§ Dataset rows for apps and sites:
-------------------------

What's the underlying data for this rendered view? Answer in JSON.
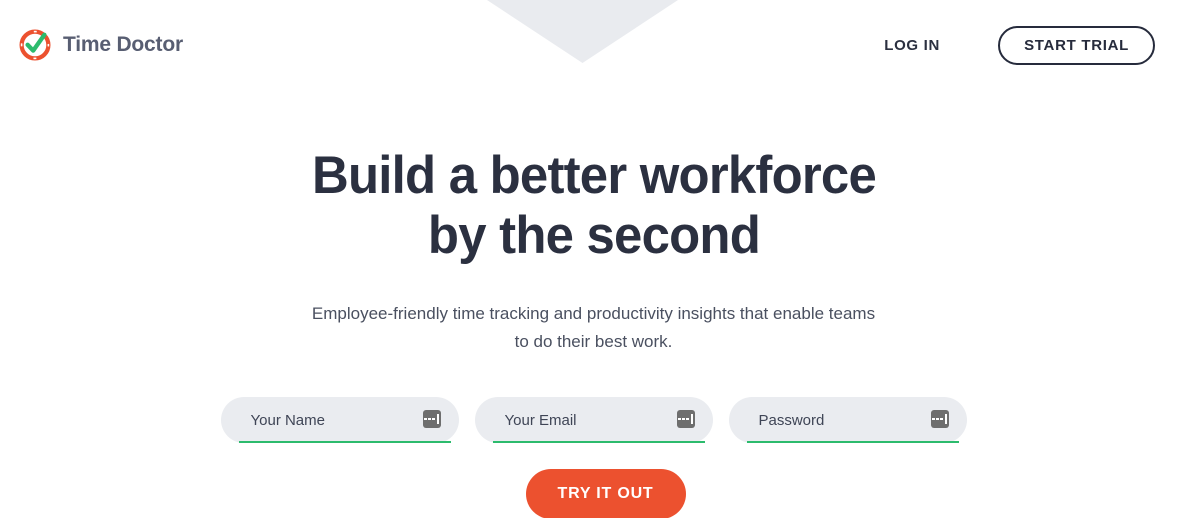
{
  "brand": {
    "name": "Time Doctor",
    "logo_icon": "time-doctor-check-circle-icon",
    "ring_color": "#ec512f",
    "check_color": "#2cbb6d",
    "name_color": "#585e72"
  },
  "header": {
    "login_label": "LOG IN",
    "start_trial_label": "START TRIAL",
    "border_color": "#262b3c"
  },
  "decor": {
    "chevron_color": "#e9ebef"
  },
  "hero": {
    "title_line1": "Build a better workforce",
    "title_line2": "by the second",
    "subtitle": "Employee-friendly time tracking and productivity insights that enable teams to do their best work.",
    "title_color": "#2b3040"
  },
  "form": {
    "fields": [
      {
        "name": "your-name",
        "placeholder": "Your Name",
        "value": "",
        "type": "text",
        "icon": "autofill-icon"
      },
      {
        "name": "your-email",
        "placeholder": "Your Email",
        "value": "",
        "type": "text",
        "icon": "autofill-icon"
      },
      {
        "name": "password",
        "placeholder": "Password",
        "value": "",
        "type": "text",
        "icon": "autofill-icon"
      }
    ],
    "underline_color": "#2cbb6d",
    "field_background": "#eaecf0",
    "submit_label": "TRY IT OUT",
    "submit_color": "#ec512f"
  }
}
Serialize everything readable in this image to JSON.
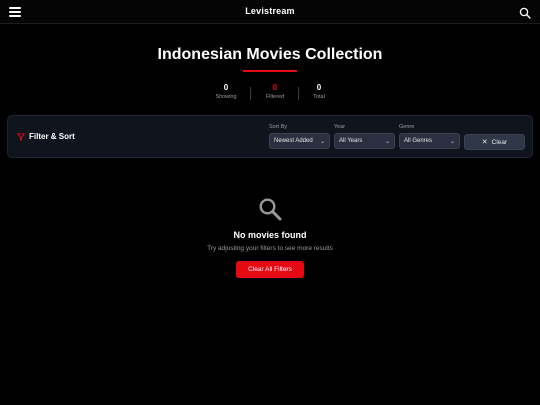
{
  "header": {
    "brand": "Levistream",
    "menu_icon": "hamburger-menu-icon",
    "search_icon": "search-icon"
  },
  "page": {
    "title": "Indonesian Movies Collection",
    "accent_color": "#e50914"
  },
  "stats": [
    {
      "value": "0",
      "label": "Showing"
    },
    {
      "value": "0",
      "label": "Filtered"
    },
    {
      "value": "0",
      "label": "Total"
    }
  ],
  "filters": {
    "title": "Filter & Sort",
    "icon": "funnel-icon",
    "sort_by": {
      "label": "Sort By",
      "value": "Newest Added"
    },
    "year": {
      "label": "Year",
      "value": "All Years"
    },
    "genre": {
      "label": "Genre",
      "value": "All Genres"
    },
    "clear_label": "Clear"
  },
  "empty_state": {
    "icon": "search-icon",
    "title": "No movies found",
    "subtitle": "Try adjusting your filters to see more results",
    "button_label": "Clear All Filters"
  }
}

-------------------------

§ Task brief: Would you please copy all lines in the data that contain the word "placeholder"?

§ Response box:
        "placeholder": "Your Name",
        "placeholder": "Your Email",
        "placeholder": "Password",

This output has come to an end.